Kids have a way of putting the things they love up on the walls. We all do. And now that this was his own room, he had free reign. The first thing he wanted up was the poster of an alligator he got as a prize at school with the word “Smile” written in what looks like it’s supposed to be blood. Cringe.

His grandma gave him a pin board so he could pin up other things that are important to him. We set up the board for him above his desk and let him go at it. When I walked in later that night, I found the scripture hero sheet pinned up on his board. Now, when he sits at his desk, he has these spiritual giants to look to. That made me smile. It was a moment that, for me, summed up the whole reason I wrote “A is for Abinadi.” I wanted kids to be familiar with the amazing men and women in the scriptures and maybe, just maybe, let those people be their heroes.

IMG_2122

Scripture Hero Fun!

A-is-for-Abinadi-Heidi_Poelman_illustrated_by_Jason_PruettWelcome to the official website of author Heidi N. Poelman, and the book A is for Abinadi: An Alphabet Book of Scripture Heroes, illustrated by Jason Pruett.

A is for apple but also for Abinadi! Teach your children about some of the greatest heroes in the scriptures with this beautifully illustrated alphabet book. They will love searching for items that represent each letter while they get to know heroes like Captain Moroni and Esther.
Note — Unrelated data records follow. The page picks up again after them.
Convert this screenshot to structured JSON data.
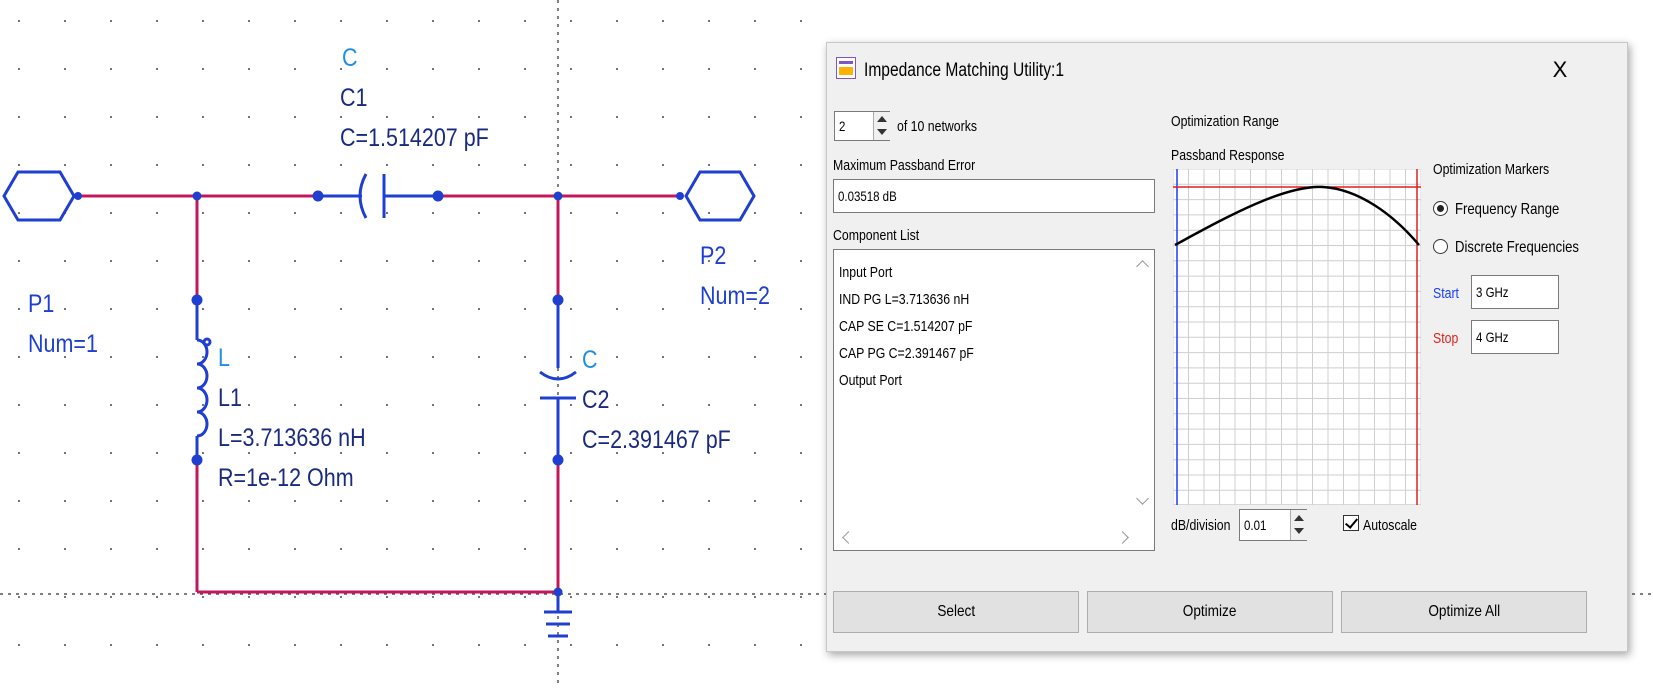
{
  "schematic": {
    "p1": {
      "name": "P1",
      "num": "Num=1"
    },
    "p2": {
      "name": "P2",
      "num": "Num=2"
    },
    "c1": {
      "type": "C",
      "name": "C1",
      "value": "C=1.514207 pF"
    },
    "l1": {
      "type": "L",
      "name": "L1",
      "value": "L=3.713636 nH",
      "resistance": "R=1e-12 Ohm"
    },
    "c2": {
      "type": "C",
      "name": "C2",
      "value": "C=2.391467 pF"
    },
    "colors": {
      "wire": "#c2185b",
      "component": "#1f3fd0",
      "label": "#1a2a80"
    }
  },
  "dialog": {
    "title": "Impedance Matching Utility:1",
    "close": "X",
    "network_index": "2",
    "network_count_text": "of 10 networks",
    "max_passband_error_label": "Maximum Passband Error",
    "max_passband_error_value": "0.03518 dB",
    "component_list_label": "Component List",
    "component_list": [
      "Input Port",
      "IND PG L=3.713636 nH",
      "CAP SE C=1.514207 pF",
      "CAP PG C=2.391467 pF",
      "Output Port"
    ],
    "optimization_range_label": "Optimization Range",
    "passband_response_label": "Passband Response",
    "optimization_markers_label": "Optimization Markers",
    "radio_frequency_range": "Frequency Range",
    "radio_discrete_frequencies": "Discrete Frequencies",
    "selected_marker": "Frequency Range",
    "start_label": "Start",
    "start_value": "3 GHz",
    "stop_label": "Stop",
    "stop_value": "4 GHz",
    "db_division_label": "dB/division",
    "db_division_value": "0.01",
    "autoscale_label": "Autoscale",
    "autoscale_checked": true,
    "buttons": {
      "select": "Select",
      "optimize": "Optimize",
      "optimize_all": "Optimize All"
    },
    "colors": {
      "start": "#1a3cff",
      "stop": "#e0201c",
      "grid": "#c8c8c8",
      "curve": "#000000"
    }
  }
}
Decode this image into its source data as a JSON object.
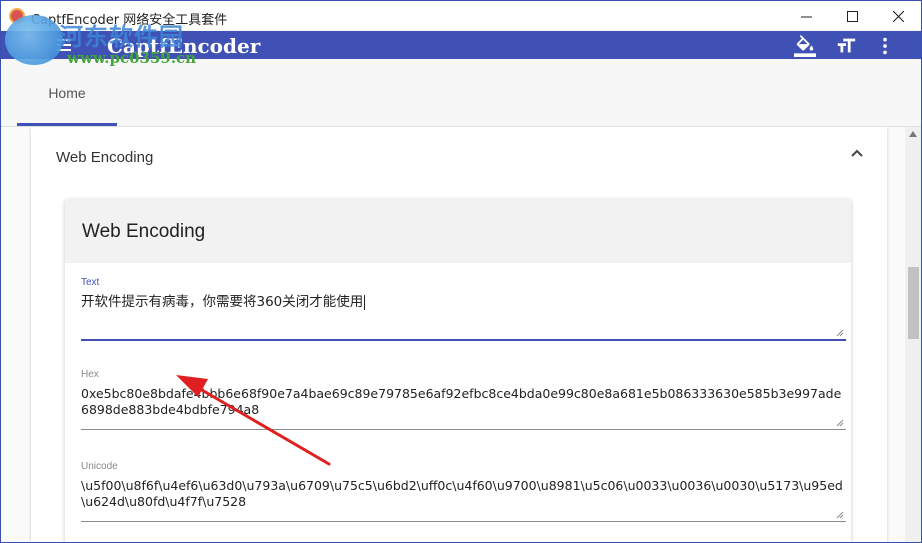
{
  "window": {
    "title": "CaptfEncoder 网络安全工具套件",
    "minimize_glyph": "—",
    "maximize_glyph": "☐",
    "close_glyph": "✕"
  },
  "watermark": {
    "line1": "河东软件园",
    "line2": "www.pc0359.cn"
  },
  "appbar": {
    "title": "CaptfEncoder",
    "icons": [
      "menu-icon",
      "paint-bucket-icon",
      "text-size-icon",
      "more-vert-icon"
    ]
  },
  "tabs": [
    {
      "label": "Home",
      "selected": true
    }
  ],
  "panel": {
    "header": "Web Encoding",
    "expanded": true
  },
  "card": {
    "title": "Web Encoding",
    "fields": [
      {
        "label": "Text",
        "value": "开软件提示有病毒，你需要将360关闭才能使用"
      },
      {
        "label": "Hex",
        "value": "0xe5bc80e8bdafe4bbb6e68f90e7a4bae69c89e79785e6af92efbc8ce4bda0e99c80e8a681e5b086333630e585b3e997ade6898de883bde4bdbfe794a8"
      },
      {
        "label": "Unicode",
        "value": "\\u5f00\\u8f6f\\u4ef6\\u63d0\\u793a\\u6709\\u75c5\\u6bd2\\uff0c\\u4f60\\u9700\\u8981\\u5c06\\u0033\\u0036\\u0030\\u5173\\u95ed\\u624d\\u80fd\\u4f7f\\u7528"
      }
    ]
  },
  "colors": {
    "primary": "#3f51b5",
    "annotation_arrow": "#e02020"
  }
}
Along with learning their ABCs, your children will learn to recognize and love these great Book of Mormon and Bible examples.

Find out more…